I was right, of course, I messed up just about all of my communications. Some things take experience and a comfort level that I frankly didn't have today, couldn't have possibly had. I came away with a list of things-to-do-differently-next-time that would have inked my entire forearm if I'd been taking notes.
I may have bungled all the details of the exercise but I managed to accomplish the main purpose. I didn't do it exactly right but I did it. Afterward I mentally took a step back and considered the experience. I realized (similarly to how you've already realized this was leading to an epiphany) that the important thing was to accomplish the main purpose of my task. I had been getting hung up on the details. Sometimes I get so flustered on the supporting details of what I'm doing that I forget what I'm actually... doing.
When I'm ski racing the main point is not to increase my tempo or pick good lines or get complete weight transfer, the point is to Ski As Fast As I Can. Truly, all the details are there to assist the Ski Fast goal but if I focus on the details sometimes I'm too consumed with skiing well that I forget that I'm supposed to be skiing fast. Plus, when my mind is full of details, a myriad of potential things to do wrong, it is prohibitively intimidating. There's no possible way I can get everything right every race. And if I tell myself that I'm not going to get everything perfect there's a very real possibility that I'll concede defeat before the race even begins. Must not be done. Really, what I need to focus on is the main purpose. I have spent endless hours training and working on my technique. I need to have faith in that training and let go of my technique concerns, my obsession with the details. When I'm ski racing I need to think about covering the most amount of ground in the least time.
I also took a deep breath today and acknowledged that being inept at something wasn't all that bad. I'm still learning. A lot. In all areas of my life. And it's okay to be wrong and mistaken and imperfect.
I committed one of the cardinal sins of training today. I swear I had no idea it was going to be this bad but somehow my delinquency got out of hand. The sin is this: skipping workouts and "making them up" later. I have in the past strongly condemned this practice. But this week I was pulling myself through hand over hand and somehow there were afternoons when a run simply wasn't in the game plan. I kept thinking, "I'll do it later..." This is actually extremely uncharacteristic of me. I had decided (just after sunset Wednesday) that I would make Wednesday a day off and do Wednesday's recovery on Sunday so I knew I was going to run on Sunday and I was looking forward to it but when I got ready this morning I added up my skipped runs from the week and realized that I had missed THREE HOURS of running. Um, three hours is not exactly insignificant. Wow. I am impressed with myself for getting into this situation. I know & I've preached that there is no pushing back workouts, there's training windows you either fill with workouts or you miss the opportunity. You can't clump all your training together on the weekend and rationalize that it averages out for the week.

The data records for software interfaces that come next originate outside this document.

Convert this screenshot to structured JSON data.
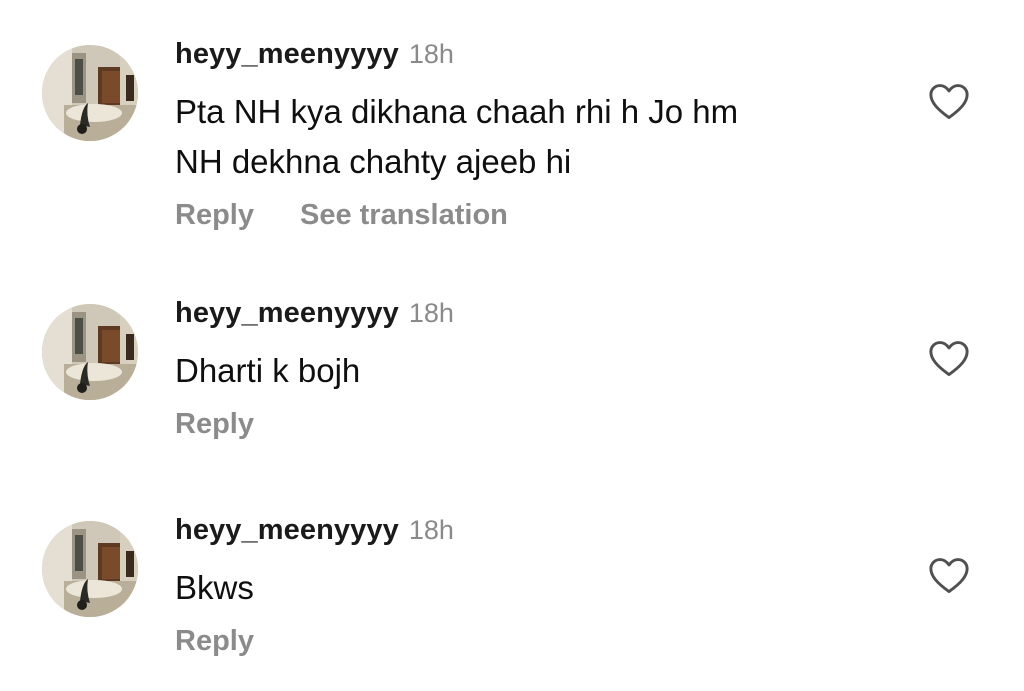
{
  "comments": [
    {
      "username": "heyy_meenyyyy",
      "time": "18h",
      "text_lines": [
        "Pta NH kya dikhana chaah rhi h Jo hm",
        "NH dekhna chahty ajeeb hi"
      ],
      "reply_label": "Reply",
      "translate_label": "See translation",
      "like_icon": "heart-outline-icon"
    },
    {
      "username": "heyy_meenyyyy",
      "time": "18h",
      "text_lines": [
        "Dharti k bojh"
      ],
      "reply_label": "Reply",
      "like_icon": "heart-outline-icon"
    },
    {
      "username": "heyy_meenyyyy",
      "time": "18h",
      "text_lines": [
        "Bkws"
      ],
      "reply_label": "Reply",
      "like_icon": "heart-outline-icon"
    }
  ],
  "colors": {
    "background": "#ffffff",
    "username": "#1a1a1a",
    "timestamp": "#8a8a8a",
    "action_text": "#8b8b8b",
    "heart_stroke": "#505050"
  }
}
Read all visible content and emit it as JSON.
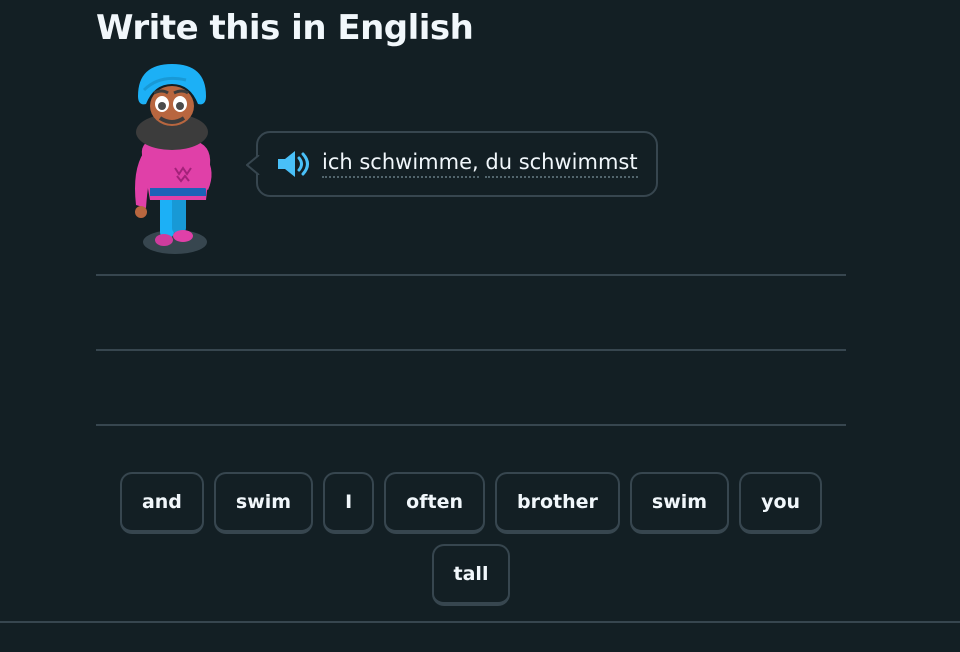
{
  "header": {
    "title": "Write this in English"
  },
  "prompt": {
    "tokens": [
      "ich schwimme,",
      "du schwimmst"
    ],
    "speaker_icon": "speaker-icon"
  },
  "word_bank": {
    "tiles": [
      "and",
      "swim",
      "I",
      "often",
      "brother",
      "swim",
      "you",
      "tall"
    ]
  },
  "colors": {
    "background": "#131f24",
    "border": "#37464f",
    "text": "#f1f7fb",
    "speaker": "#49c0f8"
  }
}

I wanted to run anyway so I ran but I realized that if it was anyone else I could spew a lecture on why not to do overdue workouts.
Even now I'm not sure if I would have done the week differently though based on what I was doing, how I felt, and how much I enjoyed my run this morning. (Except for the serious bruise on my shin from running into a chain-- it was fog colored like everything else this morning.) I don't know. It feels like a minor moral dilemma. Any thoughts? I know it is a much more prevalent issue for athletes with a more complicated priority list.